■ THE TASK ■
Only lines with the string "years" are wanted. Pull them out of the data.

(Entries from a dataset of interfaces)
Content starts

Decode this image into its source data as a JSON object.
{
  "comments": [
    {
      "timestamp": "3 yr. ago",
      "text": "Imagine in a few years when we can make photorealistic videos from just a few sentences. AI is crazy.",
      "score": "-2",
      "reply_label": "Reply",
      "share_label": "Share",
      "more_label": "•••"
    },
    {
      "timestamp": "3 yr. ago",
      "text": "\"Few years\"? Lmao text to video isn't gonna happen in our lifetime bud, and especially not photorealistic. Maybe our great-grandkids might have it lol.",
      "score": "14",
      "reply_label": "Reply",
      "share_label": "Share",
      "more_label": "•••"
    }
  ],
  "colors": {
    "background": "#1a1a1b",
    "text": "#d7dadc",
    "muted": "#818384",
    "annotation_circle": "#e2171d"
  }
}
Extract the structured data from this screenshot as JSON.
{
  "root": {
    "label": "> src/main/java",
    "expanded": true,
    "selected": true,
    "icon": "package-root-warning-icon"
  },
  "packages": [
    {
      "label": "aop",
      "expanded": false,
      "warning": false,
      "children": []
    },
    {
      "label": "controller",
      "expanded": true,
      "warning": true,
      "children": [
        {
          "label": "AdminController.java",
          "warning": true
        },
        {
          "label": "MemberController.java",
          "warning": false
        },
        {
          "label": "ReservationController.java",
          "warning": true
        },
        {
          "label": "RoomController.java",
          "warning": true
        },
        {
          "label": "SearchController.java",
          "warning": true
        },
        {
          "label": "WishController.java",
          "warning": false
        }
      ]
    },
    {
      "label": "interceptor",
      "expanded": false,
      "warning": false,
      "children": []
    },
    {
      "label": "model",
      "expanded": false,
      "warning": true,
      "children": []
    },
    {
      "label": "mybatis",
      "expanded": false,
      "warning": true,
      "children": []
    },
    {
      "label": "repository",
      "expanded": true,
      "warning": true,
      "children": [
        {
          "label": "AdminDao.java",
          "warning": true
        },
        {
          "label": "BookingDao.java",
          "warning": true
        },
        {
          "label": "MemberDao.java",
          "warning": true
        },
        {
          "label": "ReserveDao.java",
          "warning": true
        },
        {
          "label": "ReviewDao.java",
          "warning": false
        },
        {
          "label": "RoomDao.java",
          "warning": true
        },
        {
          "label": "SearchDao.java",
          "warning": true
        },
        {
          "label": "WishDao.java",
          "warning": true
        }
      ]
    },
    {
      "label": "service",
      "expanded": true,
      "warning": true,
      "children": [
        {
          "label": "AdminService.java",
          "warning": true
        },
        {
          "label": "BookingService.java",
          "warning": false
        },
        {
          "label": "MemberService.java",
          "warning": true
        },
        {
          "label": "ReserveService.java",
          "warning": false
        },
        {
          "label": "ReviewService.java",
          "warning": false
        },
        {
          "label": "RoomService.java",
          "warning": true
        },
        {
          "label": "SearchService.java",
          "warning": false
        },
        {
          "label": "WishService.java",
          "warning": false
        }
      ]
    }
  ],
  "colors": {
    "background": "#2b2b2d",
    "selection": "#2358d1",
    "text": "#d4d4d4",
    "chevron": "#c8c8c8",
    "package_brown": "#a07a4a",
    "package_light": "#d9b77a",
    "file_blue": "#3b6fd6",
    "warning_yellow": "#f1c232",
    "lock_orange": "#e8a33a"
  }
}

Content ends

■ WRITTEN REPLY ■
      "text": "Imagine in a few years when we can make photorealistic videos from just a few sentences. AI is crazy.",
      "text": "\"Few years\"? Lmao text to video isn't gonna happen in our lifetime bud, and especially not photorealistic. Maybe our great-grandkids might have it lol.",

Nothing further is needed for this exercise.